Sellers and buyers in Kalaburagi’s main market stand in ankle-high mud and use torchlight to do business
The withdrawal of COVID-19 lockdown might have helped many people to resume their survival economic activities, but it has worsened the lives of vegetable growers and sellers in Kalaburagi. For, the wholesale vegetable market which functioned at a relatively clean and neatly developed layout on the outskirts of the city during the lockdown was shifted back to what was locally known as Kanni Market near Central Bus Stand. The new market placeresembles a muddy field prepared for paddy transplantation.
Over a thousand farmers from nearby villages bring their vegetables to this wholesale market every evening. An equal number of vegetable vendors, mostly women, gather here to purchase them. Both sellers and buyers transact their business standing in the ankle-high mud.
With no arrangements to stack the vegetables, the farmers put the vegetable bundles, bags and crates in the mud. The vegetables often slip from their hands and fall in the mud. The vendors carefully pick them from the mud, clean them at their respective houses in the night and sell the same vegetables in push-carts next morning in the residential localities of Kalaburagi. There have been several instances of people slipping and falling on the slippery ground and getting injured. Yet, nobody from the administration has ever bothered to look into it.
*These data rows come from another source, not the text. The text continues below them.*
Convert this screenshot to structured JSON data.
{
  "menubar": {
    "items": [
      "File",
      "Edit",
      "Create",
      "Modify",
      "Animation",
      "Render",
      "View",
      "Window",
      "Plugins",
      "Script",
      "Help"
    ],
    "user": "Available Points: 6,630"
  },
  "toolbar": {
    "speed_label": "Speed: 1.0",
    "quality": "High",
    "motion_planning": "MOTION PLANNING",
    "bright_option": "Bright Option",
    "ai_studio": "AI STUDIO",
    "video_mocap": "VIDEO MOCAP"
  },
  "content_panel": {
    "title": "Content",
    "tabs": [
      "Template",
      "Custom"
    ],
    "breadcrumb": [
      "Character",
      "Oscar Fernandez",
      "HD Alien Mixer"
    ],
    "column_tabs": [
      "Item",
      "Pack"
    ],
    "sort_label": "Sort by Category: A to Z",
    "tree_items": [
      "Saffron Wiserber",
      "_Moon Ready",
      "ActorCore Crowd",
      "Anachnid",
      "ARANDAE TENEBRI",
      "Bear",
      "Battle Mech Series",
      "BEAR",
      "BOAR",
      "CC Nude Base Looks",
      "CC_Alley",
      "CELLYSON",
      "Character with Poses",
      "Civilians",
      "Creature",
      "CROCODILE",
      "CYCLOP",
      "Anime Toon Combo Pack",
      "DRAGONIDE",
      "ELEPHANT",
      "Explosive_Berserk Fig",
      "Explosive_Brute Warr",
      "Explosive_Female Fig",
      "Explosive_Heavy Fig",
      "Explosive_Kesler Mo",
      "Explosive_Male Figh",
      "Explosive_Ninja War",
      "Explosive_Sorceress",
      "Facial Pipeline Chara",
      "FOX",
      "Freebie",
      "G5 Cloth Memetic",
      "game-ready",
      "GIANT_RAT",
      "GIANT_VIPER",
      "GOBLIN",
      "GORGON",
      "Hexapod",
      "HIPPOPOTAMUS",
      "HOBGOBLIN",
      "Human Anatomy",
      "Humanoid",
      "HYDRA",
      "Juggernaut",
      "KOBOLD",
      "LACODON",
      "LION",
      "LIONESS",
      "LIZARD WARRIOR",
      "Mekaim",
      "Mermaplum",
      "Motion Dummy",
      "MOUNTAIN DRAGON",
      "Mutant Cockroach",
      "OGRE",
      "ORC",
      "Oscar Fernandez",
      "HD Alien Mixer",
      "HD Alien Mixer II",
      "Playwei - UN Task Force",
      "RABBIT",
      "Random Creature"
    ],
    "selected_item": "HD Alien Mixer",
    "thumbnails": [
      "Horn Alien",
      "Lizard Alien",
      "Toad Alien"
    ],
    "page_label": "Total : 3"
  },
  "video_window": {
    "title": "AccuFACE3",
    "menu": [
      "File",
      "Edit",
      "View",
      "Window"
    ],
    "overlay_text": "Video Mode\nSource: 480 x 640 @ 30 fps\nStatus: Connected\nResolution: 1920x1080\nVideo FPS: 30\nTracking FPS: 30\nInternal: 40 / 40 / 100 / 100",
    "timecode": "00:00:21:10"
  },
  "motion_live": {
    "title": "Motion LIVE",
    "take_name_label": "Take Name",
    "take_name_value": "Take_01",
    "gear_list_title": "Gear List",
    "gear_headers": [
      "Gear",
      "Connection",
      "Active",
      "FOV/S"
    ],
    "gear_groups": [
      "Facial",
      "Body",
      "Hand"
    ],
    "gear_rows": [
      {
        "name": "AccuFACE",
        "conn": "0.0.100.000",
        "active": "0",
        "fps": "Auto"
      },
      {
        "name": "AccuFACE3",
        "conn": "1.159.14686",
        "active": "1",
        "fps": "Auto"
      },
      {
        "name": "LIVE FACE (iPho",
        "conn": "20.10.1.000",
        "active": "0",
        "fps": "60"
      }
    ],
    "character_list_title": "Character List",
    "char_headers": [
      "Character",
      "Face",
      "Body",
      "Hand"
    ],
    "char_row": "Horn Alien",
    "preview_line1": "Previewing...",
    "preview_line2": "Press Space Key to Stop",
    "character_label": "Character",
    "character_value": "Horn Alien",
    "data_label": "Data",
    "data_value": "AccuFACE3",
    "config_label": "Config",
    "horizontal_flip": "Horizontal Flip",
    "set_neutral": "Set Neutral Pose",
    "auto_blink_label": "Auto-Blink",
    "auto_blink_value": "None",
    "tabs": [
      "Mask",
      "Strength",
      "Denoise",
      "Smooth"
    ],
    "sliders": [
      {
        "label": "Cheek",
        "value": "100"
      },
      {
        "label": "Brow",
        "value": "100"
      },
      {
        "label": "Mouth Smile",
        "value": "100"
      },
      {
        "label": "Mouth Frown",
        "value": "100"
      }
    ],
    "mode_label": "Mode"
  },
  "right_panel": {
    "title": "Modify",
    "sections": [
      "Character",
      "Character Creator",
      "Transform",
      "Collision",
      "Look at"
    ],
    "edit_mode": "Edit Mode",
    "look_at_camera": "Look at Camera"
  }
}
The market commences at 4 p.m. and continues till 11 p.m. every day except on Saturdays. The authorities never bothered to make lighting arrangements, let alone shifting the market to some better and safer place. The vendors tie torchlight or mobile phones with the torch switched on around their necks and carefully move in the dark on the muddy ground. They use the torches to shed some light on the vegetables and examine them before buying. The whole market blinks with the torches and mobile lights in the night. The streetlights on the road are of no use to the market.
Thousands of vehicles – four-wheelers, two-wheelers, three-wheelers and push-carts – are brought to the place by farmers and the vendors. They are chaotically parked along the roadside that often leads to traffic jams. The frictions and petty quarrels among the people over the parking issues are very common. But, no traffic police personnel is seen to ensure proper parking and control the traffic jams.
For the last few days, one more problem has cropped up: the accumulation of garbage in the muddy ground. With the incessant rains lashing the region for the last one week, the garbage generated in the market is simply left behind to rot. Now, the whole market stinks.
“We came to know that a novel coronavirus originated from a vet market in China and spread to the whole world. I don’t know what disease will emerge from Kalaburagi market if the market continues to function the way it is now,” a farmer who bought loads of tomato from a nearby village told The Hindu.